> Task prompt
Line by line, retype the material with nothing left out.

> Provided material
▬▬▬▬▬▬

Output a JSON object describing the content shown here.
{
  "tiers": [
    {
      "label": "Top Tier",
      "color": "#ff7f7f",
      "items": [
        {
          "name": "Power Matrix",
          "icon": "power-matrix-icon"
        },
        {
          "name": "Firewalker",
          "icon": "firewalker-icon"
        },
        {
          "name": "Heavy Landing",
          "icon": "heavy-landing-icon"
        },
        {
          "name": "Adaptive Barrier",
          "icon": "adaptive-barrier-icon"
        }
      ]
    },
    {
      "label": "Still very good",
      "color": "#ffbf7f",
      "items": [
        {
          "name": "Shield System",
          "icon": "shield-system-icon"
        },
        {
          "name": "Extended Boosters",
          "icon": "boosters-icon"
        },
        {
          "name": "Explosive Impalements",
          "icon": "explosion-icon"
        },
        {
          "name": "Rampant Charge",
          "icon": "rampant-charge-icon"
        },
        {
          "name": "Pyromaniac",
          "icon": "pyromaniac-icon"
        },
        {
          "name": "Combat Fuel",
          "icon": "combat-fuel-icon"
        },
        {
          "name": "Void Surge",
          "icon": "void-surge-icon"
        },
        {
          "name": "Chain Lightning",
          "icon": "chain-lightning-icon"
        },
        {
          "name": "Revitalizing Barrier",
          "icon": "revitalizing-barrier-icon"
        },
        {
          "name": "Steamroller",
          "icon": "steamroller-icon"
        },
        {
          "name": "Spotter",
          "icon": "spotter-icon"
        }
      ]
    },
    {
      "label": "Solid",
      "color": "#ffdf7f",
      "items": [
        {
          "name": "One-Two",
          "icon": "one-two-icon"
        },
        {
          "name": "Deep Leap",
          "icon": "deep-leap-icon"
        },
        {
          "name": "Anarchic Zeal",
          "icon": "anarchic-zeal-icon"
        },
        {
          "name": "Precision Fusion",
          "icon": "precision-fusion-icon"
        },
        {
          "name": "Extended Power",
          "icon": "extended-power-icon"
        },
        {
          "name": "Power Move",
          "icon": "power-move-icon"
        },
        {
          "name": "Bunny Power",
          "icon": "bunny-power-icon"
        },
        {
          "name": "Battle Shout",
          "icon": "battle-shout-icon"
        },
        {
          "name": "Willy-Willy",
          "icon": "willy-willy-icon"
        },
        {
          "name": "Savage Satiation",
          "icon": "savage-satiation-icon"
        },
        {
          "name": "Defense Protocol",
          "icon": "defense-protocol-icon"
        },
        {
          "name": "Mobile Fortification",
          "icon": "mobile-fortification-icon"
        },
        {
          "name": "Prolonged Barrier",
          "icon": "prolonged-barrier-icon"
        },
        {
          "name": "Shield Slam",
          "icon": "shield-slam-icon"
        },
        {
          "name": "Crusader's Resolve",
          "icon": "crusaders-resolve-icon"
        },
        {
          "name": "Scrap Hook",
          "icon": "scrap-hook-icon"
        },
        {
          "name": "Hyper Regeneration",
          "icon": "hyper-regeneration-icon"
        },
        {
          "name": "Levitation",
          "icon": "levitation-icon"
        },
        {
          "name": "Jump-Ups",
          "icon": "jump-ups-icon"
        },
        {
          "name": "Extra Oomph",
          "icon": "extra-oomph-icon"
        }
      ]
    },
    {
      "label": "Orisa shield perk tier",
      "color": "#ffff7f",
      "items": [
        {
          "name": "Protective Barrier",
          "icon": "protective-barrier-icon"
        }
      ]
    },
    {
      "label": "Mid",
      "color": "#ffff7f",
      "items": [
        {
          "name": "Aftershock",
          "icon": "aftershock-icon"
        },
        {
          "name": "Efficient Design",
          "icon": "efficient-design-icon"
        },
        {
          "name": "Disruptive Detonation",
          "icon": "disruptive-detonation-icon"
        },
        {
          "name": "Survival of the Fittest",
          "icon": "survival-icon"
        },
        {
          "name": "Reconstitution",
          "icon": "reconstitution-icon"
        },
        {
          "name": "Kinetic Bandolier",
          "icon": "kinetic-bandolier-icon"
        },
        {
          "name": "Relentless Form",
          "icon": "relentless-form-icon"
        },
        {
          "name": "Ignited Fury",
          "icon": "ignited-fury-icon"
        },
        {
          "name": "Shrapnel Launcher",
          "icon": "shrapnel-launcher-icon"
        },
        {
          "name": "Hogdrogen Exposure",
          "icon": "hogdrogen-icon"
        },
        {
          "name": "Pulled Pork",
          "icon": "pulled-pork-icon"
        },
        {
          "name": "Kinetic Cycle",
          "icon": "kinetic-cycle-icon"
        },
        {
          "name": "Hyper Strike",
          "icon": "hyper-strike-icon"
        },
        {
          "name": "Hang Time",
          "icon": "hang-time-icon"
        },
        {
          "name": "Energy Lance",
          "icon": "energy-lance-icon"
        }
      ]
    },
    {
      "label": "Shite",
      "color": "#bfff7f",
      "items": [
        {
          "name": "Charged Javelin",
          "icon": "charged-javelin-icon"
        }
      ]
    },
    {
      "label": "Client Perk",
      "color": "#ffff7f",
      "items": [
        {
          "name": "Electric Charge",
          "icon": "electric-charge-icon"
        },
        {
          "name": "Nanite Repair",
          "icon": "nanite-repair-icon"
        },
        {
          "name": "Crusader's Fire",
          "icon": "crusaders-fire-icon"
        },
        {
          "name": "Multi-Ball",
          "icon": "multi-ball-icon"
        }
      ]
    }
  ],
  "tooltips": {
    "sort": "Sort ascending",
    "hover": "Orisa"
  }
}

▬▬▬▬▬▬

> Solution below
Output a JSON object describing the content shown here.
{
  "tiers": [
    {
      "label": "Top Tier",
      "color": "#ff7f7f",
      "items": [
        {
          "name": "Power Matrix",
          "icon": "power-matrix-icon"
        },
        {
          "name": "Firewalker",
          "icon": "firewalker-icon"
        },
        {
          "name": "Heavy Landing",
          "icon": "heavy-landing-icon"
        },
        {
          "name": "Adaptive Barrier",
          "icon": "adaptive-barrier-icon"
        }
      ]
    },
    {
      "label": "Still very good",
      "color": "#ffbf7f",
      "items": [
        {
          "name": "Shield System",
          "icon": "shield-system-icon"
        },
        {
          "name": "Extended Boosters",
          "icon": "boosters-icon"
        },
        {
          "name": "Explosive Impalements",
          "icon": "explosion-icon"
        },
        {
          "name": "Rampant Charge",
          "icon": "rampant-charge-icon"
        },
        {
          "name": "Pyromaniac",
          "icon": "pyromaniac-icon"
        },
        {
          "name": "Combat Fuel",
          "icon": "combat-fuel-icon"
        },
        {
          "name": "Void Surge",
          "icon": "void-surge-icon"
        },
        {
          "name": "Chain Lightning",
          "icon": "chain-lightning-icon"
        },
        {
          "name": "Revitalizing Barrier",
          "icon": "revitalizing-barrier-icon"
        },
        {
          "name": "Steamroller",
          "icon": "steamroller-icon"
        },
        {
          "name": "Spotter",
          "icon": "spotter-icon"
        }
      ]
    },
    {
      "label": "Solid",
      "color": "#ffdf7f",
      "items": [
        {
          "name": "One-Two",
          "icon": "one-two-icon"
        },
        {
          "name": "Deep Leap",
          "icon": "deep-leap-icon"
        },
        {
          "name": "Anarchic Zeal",
          "icon": "anarchic-zeal-icon"
        },
        {
          "name": "Precision Fusion",
          "icon": "precision-fusion-icon"
        },
        {
          "name": "Extended Power",
          "icon": "extended-power-icon"
        },
        {
          "name": "Power Move",
          "icon": "power-move-icon"
        },
        {
          "name": "Bunny Power",
          "icon": "bunny-power-icon"
        },
        {
          "name": "Battle Shout",
          "icon": "battle-shout-icon"
        },
        {
          "name": "Willy-Willy",
          "icon": "willy-willy-icon"
        },
        {
          "name": "Savage Satiation",
          "icon": "savage-satiation-icon"
        },
        {
          "name": "Defense Protocol",
          "icon": "defense-protocol-icon"
        },
        {
          "name": "Mobile Fortification",
          "icon": "mobile-fortification-icon"
        },
        {
          "name": "Prolonged Barrier",
          "icon": "prolonged-barrier-icon"
        },
        {
          "name": "Shield Slam",
          "icon": "shield-slam-icon"
        },
        {
          "name": "Crusader's Resolve",
          "icon": "crusaders-resolve-icon"
        },
        {
          "name": "Scrap Hook",
          "icon": "scrap-hook-icon"
        },
        {
          "name": "Hyper Regeneration",
          "icon": "hyper-regeneration-icon"
        },
        {
          "name": "Levitation",
          "icon": "levitation-icon"
        },
        {
          "name": "Jump-Ups",
          "icon": "jump-ups-icon"
        },
        {
          "name": "Extra Oomph",
          "icon": "extra-oomph-icon"
        }
      ]
    },
    {
      "label": "Orisa shield perk tier",
      "color": "#ffff7f",
      "items": [
        {
          "name": "Protective Barrier",
          "icon": "protective-barrier-icon"
        }
      ]
    },
    {
      "label": "Mid",
      "color": "#ffff7f",
      "items": [
        {
          "name": "Aftershock",
          "icon": "aftershock-icon"
        },
        {
          "name": "Efficient Design",
          "icon": "efficient-design-icon"
        },
        {
          "name": "Disruptive Detonation",
          "icon": "disruptive-detonation-icon"
        },
        {
          "name": "Survival of the Fittest",
          "icon": "survival-icon"
        },
        {
          "name": "Reconstitution",
          "icon": "reconstitution-icon"
        },
        {
          "name": "Kinetic Bandolier",
          "icon": "kinetic-bandolier-icon"
        },
        {
          "name": "Relentless Form",
          "icon": "relentless-form-icon"
        },
        {
          "name": "Ignited Fury",
          "icon": "ignited-fury-icon"
        },
        {
          "name": "Shrapnel Launcher",
          "icon": "shrapnel-launcher-icon"
        },
        {
          "name": "Hogdrogen Exposure",
          "icon": "hogdrogen-icon"
        },
        {
          "name": "Pulled Pork",
          "icon": "pulled-pork-icon"
        },
        {
          "name": "Kinetic Cycle",
          "icon": "kinetic-cycle-icon"
        },
        {
          "name": "Hyper Strike",
          "icon": "hyper-strike-icon"
        },
        {
          "name": "Hang Time",
          "icon": "hang-time-icon"
        },
        {
          "name": "Energy Lance",
          "icon": "energy-lance-icon"
        }
      ]
    },
    {
      "label": "Shite",
      "color": "#bfff7f",
      "items": [
        {
          "name": "Charged Javelin",
          "icon": "charged-javelin-icon"
        }
      ]
    },
    {
      "label": "Client Perk",
      "color": "#ffff7f",
      "items": [
        {
          "name": "Electric Charge",
          "icon": "electric-charge-icon"
        },
        {
          "name": "Nanite Repair",
          "icon": "nanite-repair-icon"
        },
        {
          "name": "Crusader's Fire",
          "icon": "crusaders-fire-icon"
        },
        {
          "name": "Multi-Ball",
          "icon": "multi-ball-icon"
        }
      ]
    }
  ],
  "tooltips": {
    "sort": "Sort ascending",
    "hover": "Orisa"
  }
}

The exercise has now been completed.